[Recorded data]
━━━━━━
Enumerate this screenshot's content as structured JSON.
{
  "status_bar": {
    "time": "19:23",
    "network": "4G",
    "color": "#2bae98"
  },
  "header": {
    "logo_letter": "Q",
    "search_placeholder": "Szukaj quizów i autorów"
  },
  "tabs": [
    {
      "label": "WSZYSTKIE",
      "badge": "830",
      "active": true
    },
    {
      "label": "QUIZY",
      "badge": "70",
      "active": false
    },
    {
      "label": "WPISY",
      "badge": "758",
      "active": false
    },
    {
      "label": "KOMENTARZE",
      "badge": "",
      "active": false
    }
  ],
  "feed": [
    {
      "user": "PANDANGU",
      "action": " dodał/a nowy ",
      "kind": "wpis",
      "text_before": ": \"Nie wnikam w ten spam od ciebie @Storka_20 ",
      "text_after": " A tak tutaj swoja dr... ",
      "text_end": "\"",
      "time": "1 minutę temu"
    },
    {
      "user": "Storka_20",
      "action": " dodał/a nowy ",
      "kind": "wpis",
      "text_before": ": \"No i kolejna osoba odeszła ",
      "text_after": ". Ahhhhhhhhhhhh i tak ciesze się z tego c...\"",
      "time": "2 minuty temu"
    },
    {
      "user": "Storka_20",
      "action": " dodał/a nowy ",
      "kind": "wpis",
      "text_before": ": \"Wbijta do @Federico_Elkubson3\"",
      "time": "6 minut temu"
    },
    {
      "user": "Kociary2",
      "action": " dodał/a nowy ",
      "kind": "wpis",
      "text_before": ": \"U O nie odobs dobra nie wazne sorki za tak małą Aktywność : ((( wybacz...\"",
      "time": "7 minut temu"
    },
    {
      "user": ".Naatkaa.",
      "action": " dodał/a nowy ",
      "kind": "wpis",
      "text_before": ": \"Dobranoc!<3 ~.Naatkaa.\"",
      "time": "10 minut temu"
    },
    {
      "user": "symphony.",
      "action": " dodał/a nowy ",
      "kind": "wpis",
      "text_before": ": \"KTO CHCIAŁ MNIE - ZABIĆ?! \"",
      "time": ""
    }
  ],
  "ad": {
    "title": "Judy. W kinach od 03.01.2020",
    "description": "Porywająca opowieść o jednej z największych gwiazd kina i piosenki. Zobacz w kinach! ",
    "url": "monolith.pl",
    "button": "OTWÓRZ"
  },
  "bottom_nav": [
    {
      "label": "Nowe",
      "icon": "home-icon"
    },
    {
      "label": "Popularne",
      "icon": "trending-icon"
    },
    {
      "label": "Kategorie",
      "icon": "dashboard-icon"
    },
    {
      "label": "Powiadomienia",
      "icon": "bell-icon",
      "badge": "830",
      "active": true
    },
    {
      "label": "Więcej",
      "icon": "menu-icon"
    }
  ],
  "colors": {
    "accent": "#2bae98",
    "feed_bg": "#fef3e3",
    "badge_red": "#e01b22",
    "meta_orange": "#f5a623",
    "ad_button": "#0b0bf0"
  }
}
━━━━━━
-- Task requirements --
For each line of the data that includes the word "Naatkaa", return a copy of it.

-- Your solution --
      "user": ".Naatkaa.",
      "text_before": ": \"Dobranoc!<3 ~.Naatkaa.\"",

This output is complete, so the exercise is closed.